The way Sikhs choose baby names — by using holy scripture in a rather creative way — reminds me a lot of the way Puritans used to select names.
Puritan parents — not all, but some — would invent a name using a word or phrase from the Bible. (Example: Fly-fornication.) Sikhs, on the other hand, determine the first letter of a baby’s name by picking a random passage out of the Guru Granth Sabib:
Once inside the Gurdwara the Guru Granth Sahib is randomly opened by the Granthi (priest) and a passage is read out aloud. The family will then choose a name by using the first letter of the hymn on the page opened. The baby’s name is announced to the congregation, the Granthi will also add Singh (lion) as a surname if the baby is a boy, and Kaur (princess) if the child is a girl.
And here’s another interesting fact about Sikh baby names: They’re usually not gender-specific.
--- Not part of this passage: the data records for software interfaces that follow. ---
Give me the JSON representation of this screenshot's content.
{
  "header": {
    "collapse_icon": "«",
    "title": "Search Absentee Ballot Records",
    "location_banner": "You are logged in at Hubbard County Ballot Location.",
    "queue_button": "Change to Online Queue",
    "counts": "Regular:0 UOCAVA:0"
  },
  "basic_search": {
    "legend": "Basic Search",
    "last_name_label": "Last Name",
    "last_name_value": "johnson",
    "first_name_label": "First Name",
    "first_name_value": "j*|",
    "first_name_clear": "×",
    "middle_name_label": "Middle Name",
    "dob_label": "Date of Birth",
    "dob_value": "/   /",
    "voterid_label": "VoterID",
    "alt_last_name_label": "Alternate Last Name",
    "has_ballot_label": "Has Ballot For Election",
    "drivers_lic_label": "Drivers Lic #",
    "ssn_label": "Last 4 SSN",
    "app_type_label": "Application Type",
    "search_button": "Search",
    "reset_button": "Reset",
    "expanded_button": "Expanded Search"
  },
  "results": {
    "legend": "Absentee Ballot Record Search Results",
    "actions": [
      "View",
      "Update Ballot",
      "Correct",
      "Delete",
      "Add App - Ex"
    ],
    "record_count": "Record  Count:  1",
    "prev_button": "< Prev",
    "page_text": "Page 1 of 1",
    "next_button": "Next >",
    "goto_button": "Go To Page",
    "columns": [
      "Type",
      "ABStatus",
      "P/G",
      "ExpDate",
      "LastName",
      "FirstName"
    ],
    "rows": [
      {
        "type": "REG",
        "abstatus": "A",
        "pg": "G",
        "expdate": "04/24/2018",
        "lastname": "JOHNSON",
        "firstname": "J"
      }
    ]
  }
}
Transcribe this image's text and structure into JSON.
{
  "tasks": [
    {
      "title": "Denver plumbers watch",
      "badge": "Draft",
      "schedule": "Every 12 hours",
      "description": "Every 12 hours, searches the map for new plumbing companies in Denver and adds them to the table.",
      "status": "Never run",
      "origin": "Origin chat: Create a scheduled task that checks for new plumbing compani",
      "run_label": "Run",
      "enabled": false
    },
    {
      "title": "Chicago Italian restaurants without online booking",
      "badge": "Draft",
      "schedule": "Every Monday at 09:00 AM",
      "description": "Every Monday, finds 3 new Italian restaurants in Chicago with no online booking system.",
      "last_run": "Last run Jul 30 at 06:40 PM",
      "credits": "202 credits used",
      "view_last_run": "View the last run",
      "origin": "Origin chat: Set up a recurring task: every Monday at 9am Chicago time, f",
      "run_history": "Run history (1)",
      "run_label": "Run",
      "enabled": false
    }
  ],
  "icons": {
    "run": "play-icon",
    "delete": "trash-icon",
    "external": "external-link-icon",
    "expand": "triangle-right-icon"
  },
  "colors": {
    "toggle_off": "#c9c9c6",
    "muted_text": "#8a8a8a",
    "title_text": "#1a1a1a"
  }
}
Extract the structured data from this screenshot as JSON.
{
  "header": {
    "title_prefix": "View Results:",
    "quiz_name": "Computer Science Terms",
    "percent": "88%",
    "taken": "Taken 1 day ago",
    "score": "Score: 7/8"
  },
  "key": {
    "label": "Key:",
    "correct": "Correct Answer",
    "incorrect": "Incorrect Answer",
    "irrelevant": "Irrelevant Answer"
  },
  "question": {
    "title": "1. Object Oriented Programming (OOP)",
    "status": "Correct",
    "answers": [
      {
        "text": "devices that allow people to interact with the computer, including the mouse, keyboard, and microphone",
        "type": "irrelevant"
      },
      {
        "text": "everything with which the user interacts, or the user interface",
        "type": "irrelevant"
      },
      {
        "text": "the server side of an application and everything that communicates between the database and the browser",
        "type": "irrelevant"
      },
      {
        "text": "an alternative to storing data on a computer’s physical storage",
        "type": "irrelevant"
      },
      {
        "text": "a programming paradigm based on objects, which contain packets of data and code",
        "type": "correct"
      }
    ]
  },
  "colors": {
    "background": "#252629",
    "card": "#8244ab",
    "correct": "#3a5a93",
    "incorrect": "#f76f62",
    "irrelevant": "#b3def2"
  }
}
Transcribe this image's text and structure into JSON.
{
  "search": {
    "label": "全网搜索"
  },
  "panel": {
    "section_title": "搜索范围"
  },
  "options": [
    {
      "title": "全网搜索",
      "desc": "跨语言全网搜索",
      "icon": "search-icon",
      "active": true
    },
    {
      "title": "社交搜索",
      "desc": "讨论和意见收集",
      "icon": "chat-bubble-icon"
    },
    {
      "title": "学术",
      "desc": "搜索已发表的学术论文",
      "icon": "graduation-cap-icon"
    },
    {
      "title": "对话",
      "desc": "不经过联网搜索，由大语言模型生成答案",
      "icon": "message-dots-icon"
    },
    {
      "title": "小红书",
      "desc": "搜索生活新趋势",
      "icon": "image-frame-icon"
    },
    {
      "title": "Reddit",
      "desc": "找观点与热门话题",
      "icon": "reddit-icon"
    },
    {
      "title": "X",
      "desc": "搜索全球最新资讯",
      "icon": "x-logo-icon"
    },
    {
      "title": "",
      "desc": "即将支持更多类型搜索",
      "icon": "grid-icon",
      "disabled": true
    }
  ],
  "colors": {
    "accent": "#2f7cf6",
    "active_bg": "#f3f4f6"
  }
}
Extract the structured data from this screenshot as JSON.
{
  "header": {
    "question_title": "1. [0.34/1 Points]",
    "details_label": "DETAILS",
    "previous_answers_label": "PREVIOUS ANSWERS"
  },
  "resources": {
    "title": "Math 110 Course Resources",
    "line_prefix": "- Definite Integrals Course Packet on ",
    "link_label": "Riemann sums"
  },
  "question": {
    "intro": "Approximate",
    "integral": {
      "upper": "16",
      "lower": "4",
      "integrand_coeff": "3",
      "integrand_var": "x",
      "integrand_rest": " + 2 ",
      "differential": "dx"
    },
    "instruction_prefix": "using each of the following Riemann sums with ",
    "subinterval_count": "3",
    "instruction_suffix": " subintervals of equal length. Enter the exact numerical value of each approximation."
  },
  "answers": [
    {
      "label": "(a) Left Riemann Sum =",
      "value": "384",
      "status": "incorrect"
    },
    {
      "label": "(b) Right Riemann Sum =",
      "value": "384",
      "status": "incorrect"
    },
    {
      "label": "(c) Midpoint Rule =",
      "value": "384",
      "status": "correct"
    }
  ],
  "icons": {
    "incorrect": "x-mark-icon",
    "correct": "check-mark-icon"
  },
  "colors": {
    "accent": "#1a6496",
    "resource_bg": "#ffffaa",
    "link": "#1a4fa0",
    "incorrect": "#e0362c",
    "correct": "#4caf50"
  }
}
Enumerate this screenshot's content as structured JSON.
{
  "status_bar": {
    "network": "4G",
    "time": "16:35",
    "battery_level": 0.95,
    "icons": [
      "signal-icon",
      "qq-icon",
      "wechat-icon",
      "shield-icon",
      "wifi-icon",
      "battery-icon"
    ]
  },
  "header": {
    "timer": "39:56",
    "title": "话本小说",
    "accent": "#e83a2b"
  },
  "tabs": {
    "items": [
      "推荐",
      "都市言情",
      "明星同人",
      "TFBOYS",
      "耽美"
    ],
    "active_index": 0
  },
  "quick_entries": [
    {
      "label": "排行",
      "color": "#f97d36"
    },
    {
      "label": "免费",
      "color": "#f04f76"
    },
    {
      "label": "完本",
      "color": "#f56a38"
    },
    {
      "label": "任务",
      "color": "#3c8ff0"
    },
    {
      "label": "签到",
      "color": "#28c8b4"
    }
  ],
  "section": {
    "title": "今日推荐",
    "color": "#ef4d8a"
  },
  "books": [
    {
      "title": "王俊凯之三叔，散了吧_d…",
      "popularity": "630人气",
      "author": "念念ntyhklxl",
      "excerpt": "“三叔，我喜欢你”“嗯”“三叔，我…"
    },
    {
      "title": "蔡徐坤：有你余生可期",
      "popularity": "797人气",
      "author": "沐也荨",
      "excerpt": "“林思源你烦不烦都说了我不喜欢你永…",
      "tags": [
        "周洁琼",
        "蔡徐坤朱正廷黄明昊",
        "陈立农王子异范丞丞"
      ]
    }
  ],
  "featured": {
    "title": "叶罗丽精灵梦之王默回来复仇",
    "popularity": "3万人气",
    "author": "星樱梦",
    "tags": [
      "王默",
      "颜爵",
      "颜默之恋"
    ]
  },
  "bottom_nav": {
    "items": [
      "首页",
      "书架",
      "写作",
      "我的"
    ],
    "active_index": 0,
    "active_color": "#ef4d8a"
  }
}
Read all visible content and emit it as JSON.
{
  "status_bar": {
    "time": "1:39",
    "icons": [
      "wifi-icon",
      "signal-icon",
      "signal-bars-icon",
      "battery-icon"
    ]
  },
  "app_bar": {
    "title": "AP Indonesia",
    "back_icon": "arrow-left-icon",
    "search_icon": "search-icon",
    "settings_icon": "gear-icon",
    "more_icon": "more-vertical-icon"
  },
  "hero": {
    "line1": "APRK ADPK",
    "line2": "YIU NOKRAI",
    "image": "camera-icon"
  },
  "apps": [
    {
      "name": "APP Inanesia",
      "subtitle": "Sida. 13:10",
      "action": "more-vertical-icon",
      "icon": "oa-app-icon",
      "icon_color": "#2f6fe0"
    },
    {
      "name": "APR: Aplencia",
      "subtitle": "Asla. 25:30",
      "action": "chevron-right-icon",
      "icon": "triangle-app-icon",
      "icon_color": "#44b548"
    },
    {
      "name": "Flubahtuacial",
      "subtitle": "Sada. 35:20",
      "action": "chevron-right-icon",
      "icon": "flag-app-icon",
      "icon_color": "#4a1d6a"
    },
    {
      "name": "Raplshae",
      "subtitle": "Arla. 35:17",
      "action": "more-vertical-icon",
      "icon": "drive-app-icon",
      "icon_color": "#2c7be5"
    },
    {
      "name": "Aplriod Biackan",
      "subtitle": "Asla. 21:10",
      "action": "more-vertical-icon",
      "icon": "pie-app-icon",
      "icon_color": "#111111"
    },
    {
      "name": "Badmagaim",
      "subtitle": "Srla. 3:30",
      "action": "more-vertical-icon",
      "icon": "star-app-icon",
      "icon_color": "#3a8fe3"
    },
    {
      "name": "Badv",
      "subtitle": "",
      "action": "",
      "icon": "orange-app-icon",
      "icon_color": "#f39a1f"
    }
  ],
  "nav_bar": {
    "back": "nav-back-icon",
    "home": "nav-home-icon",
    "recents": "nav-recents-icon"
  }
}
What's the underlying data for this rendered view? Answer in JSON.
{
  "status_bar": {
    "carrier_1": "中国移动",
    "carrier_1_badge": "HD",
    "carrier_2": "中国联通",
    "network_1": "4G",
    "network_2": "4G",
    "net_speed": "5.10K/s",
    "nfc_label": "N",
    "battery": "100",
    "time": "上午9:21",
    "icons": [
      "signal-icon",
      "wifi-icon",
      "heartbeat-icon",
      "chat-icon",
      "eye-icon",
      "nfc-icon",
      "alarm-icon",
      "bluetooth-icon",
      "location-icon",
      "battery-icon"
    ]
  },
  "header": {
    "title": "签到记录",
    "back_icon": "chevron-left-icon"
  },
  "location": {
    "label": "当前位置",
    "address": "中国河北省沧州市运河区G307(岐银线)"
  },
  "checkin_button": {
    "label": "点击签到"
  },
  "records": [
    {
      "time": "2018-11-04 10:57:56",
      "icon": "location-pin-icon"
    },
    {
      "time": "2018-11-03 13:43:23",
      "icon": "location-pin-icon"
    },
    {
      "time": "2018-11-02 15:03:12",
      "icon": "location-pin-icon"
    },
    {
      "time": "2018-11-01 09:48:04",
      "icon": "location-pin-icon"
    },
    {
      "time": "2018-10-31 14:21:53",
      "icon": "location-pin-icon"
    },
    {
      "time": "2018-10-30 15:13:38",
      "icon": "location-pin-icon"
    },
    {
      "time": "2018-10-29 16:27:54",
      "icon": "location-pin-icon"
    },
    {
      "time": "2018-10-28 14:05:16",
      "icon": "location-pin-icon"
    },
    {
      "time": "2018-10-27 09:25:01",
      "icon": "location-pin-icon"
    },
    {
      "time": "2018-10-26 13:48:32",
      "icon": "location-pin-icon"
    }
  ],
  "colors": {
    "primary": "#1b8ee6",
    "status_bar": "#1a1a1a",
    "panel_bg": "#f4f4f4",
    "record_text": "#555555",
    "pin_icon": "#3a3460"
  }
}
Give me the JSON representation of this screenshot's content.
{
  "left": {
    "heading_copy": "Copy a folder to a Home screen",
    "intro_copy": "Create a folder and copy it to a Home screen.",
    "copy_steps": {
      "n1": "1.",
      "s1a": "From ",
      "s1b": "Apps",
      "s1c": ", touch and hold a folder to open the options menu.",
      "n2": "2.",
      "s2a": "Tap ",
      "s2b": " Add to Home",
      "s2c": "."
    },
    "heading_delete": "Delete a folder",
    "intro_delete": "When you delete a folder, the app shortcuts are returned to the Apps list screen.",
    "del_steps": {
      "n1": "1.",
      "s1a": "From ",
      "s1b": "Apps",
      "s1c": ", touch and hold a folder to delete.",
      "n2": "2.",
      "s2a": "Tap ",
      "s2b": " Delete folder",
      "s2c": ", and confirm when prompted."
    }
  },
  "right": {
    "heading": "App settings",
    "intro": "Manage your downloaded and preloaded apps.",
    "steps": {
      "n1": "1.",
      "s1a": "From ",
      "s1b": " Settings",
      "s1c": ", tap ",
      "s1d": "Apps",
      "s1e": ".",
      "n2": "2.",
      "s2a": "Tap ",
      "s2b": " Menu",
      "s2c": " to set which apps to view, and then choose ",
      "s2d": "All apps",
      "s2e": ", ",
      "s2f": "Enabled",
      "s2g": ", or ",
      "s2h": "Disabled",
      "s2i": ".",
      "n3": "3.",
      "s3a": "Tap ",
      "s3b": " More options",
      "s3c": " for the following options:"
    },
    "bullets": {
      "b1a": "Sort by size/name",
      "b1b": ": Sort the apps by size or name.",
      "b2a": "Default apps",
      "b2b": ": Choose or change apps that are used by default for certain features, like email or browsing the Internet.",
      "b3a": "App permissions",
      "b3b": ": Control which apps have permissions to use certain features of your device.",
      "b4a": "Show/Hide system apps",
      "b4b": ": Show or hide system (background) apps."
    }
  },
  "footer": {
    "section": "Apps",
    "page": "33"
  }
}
If the chosen first name is Pritam, a boy would be called Pritam Singh and a girl would be called Pritam Kaur. (Certain names are pronounced differently depending upon gender, though.)